For: Teachers

Tags

Social-Emotional Learning/Growth Mindset 21st Century Skills All Ages Strategy

Skills

Flexible Thinking Social Awareness

Mix Up Project Roles

In the end, what you do isn't going to be nearly as interesting or important as who you do it with.
— John Green

Have students play different roles in the group so they learn to listen to peers, voice their own opinions, and collaborate effectively.

How To Apply It!

If a student is uncomfortable working in a group, you can help by outlining the four main responsibilities needed in group projects.

Start by identifying which role might be most comfortable for the student and let the student play that role first. Listen in on the group and provide the student specific positive reinforcement or suggestions to improve.

Take into consideration how the student's strongest or weakest Mindprint skills might affect group performance.

As appropriate, let the student develop confidence in a single type of role or progress to trying out new roles.

These are the primary roles students can play in group projects:

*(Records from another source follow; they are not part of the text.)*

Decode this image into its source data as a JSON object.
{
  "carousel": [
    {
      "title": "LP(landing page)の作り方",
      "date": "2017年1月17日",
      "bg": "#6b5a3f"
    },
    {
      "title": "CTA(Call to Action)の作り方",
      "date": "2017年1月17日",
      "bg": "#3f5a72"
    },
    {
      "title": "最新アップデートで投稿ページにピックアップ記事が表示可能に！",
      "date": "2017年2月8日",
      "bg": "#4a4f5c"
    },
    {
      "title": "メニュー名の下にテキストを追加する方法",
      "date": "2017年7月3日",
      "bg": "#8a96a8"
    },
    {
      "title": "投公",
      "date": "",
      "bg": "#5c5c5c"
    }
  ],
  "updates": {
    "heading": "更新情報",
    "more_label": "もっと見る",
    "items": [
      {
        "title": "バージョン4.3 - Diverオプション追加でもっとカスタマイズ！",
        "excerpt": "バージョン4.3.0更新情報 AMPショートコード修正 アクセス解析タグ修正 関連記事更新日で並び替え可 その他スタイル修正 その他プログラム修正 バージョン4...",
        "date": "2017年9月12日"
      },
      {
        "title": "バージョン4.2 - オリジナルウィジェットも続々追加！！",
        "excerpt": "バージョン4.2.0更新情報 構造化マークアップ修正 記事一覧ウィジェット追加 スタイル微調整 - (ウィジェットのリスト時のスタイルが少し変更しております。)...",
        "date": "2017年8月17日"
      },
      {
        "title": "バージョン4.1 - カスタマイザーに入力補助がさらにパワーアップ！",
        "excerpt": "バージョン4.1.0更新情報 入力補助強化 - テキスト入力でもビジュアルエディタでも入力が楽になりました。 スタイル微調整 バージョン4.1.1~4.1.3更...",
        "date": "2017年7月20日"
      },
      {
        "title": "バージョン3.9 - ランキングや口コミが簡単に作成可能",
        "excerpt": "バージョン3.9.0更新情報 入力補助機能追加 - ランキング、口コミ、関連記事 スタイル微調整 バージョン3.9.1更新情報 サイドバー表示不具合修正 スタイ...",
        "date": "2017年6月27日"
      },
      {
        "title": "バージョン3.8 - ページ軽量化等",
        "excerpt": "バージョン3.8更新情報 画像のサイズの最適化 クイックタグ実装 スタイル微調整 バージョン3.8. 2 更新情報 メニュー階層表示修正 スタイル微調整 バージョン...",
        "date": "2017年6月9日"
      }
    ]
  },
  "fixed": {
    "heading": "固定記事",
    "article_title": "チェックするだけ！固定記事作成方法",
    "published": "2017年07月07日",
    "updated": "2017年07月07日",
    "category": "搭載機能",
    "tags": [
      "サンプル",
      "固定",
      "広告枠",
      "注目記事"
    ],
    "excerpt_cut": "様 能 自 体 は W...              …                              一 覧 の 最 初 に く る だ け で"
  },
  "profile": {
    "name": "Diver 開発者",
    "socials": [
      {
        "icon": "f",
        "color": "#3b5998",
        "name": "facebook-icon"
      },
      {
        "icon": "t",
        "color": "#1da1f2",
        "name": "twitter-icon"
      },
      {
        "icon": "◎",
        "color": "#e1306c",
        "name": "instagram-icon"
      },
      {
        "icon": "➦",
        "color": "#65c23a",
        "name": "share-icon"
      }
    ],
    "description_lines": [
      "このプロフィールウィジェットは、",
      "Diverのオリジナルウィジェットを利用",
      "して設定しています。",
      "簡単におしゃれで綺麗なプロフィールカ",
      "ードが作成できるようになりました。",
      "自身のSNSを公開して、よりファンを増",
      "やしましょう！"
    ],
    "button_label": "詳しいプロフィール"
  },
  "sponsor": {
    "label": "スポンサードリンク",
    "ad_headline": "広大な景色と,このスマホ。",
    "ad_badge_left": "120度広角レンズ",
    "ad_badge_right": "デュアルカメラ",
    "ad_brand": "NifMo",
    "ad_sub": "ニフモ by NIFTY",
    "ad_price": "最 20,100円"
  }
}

Moderator: This person helps the discussion run smoothly, makes sure everyone has the chance to be heard, and may need to play the role of tiebreaker. (Might be less comfortable for students with weaker executive functions or auditory processing.)

Scribe: This person takes notes and makes sure no items are lost or forgotten. (Might be less comfortable for students with weaker visual motor skills, auditory processing, attention or working memory.)

Timekeeper: This person makes sure the discussion moves along at the proper rate so the group can accomplish the assignment on time. (Might be less comfortable for students with weaker attention.)

Summarizer: This person wraps up the discussion by summarizing what was agreed upon including next steps. The Summarizer can ask the Scribe to read back notes if he has weaker memory or attention (Might be less comfortable for students with weaker reasoning.)

Why It Works (the Science Of Learning)!

While every child will have a natural preference for one or two of these roles, teaching children to handle all four of these roles will make them far more effective in school and beyond.